WASHINGTON — A D.C. councilmember is proposing adding African-American history to the curriculum in local high schools.
Kenyan McDuffie is purposing the African-American History and Inclusion Act of 2020.
“You’ve got world history. You got a D.C. history. You've got us government courses like that. This gives them opportunity to take courses, and something that I think will help to explain the cultural and racial relevancy of African-Americans to the United States,” McDuffie said.
McDuffie represents Ward 5. On Tuesday, he’s planning to propose the African American History and Inclusion act of 2020 to the rest of the council.
If passed, it wouldn’t add additional requirements to graduate but would allow students to choose to take African-American history courses and have access to teachers to help them understand the impacts of it.
“I think the more students learn about, you know, diversity about the contributions of African Americans to American history, I think the more rounded they’ll be upon graduation,” McDuffie said.

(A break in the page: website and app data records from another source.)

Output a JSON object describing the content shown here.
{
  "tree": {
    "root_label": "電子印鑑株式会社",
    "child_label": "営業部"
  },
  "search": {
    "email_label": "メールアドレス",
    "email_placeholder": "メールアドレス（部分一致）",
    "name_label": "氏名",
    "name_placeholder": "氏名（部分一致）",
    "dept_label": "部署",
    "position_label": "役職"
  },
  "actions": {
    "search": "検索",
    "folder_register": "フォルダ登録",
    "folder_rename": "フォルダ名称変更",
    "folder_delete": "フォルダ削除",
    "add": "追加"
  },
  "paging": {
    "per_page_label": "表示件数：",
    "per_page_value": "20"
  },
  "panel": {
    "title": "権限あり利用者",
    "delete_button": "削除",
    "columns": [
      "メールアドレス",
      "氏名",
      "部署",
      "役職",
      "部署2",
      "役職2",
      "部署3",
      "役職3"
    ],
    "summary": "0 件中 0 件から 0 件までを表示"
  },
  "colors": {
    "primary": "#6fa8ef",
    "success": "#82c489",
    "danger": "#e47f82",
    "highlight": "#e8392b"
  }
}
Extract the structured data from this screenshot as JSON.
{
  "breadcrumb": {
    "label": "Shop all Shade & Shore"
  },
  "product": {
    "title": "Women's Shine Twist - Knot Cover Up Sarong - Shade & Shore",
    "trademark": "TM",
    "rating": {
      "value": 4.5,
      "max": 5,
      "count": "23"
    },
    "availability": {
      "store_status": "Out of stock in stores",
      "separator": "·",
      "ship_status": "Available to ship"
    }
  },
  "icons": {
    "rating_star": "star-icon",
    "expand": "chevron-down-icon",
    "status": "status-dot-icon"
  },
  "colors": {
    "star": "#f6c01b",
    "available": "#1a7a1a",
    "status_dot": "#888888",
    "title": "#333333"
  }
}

Dr. Greg Carr, chair of Afro-American studies at Howard University, said he’s previously worked with the City of Philadelphia to implement a similar curriculum, and now he’s working directly with McDuffie.
“What we hope to see is that students, and not just students to the students, the parents in the community really gain a deeper awareness of the interconnectedness of humanity of the contribution of African people to World History, not only American history, and finally to the sense of the possible going forward,” Carr said.
These kids are just starting out their educational journey. McDuffie hopes by the time they get to high school, things will have changed.
“We have more in common than we have differences,” McDuffie said.
The bill must go through a number of committees before D.C. Council votes.
Seven votes will be needed in order for it to become law.